BRIEF: Read the entries below and pull out each line with the string "JSON".

PROVIDED INFORMATION:

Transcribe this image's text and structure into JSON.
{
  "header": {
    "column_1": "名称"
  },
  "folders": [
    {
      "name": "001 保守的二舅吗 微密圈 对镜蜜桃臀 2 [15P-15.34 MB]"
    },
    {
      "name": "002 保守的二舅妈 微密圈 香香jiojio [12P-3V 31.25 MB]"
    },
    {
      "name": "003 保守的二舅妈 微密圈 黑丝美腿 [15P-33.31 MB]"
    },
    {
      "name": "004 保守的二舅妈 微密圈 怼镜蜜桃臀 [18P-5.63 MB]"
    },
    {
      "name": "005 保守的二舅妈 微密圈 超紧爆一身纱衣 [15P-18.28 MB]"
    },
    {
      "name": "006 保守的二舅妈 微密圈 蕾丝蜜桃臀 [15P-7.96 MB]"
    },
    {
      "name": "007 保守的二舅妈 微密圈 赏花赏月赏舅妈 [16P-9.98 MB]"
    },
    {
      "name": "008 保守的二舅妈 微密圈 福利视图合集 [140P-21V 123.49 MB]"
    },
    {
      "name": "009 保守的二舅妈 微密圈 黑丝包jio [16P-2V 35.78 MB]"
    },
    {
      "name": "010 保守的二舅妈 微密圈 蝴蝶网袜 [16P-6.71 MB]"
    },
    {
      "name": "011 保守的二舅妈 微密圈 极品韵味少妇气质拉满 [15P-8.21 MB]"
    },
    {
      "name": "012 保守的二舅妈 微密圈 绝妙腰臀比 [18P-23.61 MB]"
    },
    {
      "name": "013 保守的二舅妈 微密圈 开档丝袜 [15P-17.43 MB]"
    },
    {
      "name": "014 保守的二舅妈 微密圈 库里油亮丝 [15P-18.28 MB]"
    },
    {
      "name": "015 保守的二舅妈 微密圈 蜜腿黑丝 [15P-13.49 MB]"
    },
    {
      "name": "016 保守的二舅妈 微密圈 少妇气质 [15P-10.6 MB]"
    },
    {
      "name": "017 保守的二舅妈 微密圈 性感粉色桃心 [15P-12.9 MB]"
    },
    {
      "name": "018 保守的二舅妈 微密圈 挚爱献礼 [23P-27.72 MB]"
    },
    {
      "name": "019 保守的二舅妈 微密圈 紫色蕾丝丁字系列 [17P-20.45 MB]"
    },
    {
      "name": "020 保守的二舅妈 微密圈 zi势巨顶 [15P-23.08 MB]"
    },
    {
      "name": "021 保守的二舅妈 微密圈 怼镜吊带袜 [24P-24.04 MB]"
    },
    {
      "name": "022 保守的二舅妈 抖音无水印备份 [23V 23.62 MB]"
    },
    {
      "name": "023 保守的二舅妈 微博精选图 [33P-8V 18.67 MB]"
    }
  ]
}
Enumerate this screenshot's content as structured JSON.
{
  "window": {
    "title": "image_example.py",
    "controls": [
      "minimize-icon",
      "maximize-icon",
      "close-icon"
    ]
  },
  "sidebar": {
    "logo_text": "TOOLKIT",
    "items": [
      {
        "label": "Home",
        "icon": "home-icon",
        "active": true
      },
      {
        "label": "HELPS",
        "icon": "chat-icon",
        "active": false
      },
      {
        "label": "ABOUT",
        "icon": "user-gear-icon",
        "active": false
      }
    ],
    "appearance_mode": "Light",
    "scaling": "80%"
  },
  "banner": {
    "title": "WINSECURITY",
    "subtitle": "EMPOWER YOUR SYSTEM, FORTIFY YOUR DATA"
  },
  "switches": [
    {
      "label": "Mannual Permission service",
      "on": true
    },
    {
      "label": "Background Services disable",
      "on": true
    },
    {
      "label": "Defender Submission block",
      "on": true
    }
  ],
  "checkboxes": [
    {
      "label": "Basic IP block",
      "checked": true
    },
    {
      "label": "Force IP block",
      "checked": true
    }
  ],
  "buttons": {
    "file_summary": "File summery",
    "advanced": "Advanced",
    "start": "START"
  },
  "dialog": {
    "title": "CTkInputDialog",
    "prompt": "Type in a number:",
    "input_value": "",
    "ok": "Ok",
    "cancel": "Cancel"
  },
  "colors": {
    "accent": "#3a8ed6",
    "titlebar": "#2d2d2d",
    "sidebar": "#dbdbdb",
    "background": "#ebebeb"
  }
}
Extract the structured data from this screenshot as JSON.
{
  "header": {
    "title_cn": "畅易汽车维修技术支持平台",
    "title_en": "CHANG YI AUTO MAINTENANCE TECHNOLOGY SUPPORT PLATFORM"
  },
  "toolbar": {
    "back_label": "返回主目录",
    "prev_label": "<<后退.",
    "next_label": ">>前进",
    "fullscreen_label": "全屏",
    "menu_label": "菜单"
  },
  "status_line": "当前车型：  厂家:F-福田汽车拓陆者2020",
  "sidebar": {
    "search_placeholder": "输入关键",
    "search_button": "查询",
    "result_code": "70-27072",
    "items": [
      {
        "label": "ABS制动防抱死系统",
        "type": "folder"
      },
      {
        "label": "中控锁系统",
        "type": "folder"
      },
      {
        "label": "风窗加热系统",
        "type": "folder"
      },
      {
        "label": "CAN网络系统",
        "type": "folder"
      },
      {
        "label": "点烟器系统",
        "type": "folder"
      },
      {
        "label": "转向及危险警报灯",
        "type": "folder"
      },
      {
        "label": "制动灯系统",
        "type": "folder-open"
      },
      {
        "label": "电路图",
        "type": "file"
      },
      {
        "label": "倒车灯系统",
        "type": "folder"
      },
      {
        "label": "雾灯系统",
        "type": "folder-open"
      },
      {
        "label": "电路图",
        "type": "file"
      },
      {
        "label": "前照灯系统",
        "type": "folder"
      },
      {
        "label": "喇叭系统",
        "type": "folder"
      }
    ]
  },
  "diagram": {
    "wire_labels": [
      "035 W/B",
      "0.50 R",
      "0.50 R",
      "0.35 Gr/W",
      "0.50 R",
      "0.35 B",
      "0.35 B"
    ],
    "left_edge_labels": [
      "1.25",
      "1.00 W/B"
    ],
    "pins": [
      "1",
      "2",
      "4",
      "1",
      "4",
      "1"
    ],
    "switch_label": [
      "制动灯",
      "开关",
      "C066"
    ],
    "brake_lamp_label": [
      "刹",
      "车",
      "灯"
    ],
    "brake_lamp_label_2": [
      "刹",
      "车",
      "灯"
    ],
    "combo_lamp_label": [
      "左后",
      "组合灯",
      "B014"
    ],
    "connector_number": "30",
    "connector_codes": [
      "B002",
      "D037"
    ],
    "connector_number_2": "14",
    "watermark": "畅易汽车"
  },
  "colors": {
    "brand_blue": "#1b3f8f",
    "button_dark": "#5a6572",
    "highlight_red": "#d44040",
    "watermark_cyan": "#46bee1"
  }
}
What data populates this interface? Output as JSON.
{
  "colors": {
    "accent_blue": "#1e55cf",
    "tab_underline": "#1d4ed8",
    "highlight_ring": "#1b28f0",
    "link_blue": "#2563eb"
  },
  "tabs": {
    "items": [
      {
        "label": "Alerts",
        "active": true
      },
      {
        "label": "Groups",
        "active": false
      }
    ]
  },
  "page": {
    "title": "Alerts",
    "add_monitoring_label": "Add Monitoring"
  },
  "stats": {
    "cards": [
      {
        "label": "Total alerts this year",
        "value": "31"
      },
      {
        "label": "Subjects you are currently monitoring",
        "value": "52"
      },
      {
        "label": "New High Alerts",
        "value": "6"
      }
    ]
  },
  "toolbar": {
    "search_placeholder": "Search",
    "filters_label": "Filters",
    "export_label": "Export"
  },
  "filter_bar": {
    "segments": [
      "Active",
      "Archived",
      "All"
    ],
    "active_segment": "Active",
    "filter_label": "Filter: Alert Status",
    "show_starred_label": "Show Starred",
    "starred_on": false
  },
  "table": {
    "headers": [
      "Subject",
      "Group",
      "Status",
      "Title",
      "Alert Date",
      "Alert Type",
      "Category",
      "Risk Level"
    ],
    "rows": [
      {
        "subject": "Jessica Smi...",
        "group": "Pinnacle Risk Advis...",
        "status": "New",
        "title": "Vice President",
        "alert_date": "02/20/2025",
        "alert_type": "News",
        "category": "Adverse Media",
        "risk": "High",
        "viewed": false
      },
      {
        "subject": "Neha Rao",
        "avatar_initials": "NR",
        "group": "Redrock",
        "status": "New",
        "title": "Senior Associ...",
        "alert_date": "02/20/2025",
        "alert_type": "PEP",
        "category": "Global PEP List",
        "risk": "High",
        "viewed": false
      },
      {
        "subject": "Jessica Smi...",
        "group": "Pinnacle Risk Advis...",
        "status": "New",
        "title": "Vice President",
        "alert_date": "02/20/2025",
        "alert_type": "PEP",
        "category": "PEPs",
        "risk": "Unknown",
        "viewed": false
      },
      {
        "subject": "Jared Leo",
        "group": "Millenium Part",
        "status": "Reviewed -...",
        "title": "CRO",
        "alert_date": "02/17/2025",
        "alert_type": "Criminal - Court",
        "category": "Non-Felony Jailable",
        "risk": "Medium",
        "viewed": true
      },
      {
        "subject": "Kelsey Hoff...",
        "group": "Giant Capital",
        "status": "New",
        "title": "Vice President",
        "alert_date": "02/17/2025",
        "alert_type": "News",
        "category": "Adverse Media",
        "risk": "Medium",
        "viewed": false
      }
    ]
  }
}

OUTPUT FOR THIS EXERCISE:
Transcribe this image's text and structure into JSON.
Enumerate this screenshot's content as structured JSON.
Extract the structured data from this screenshot as JSON.
What data populates this interface? Output as JSON.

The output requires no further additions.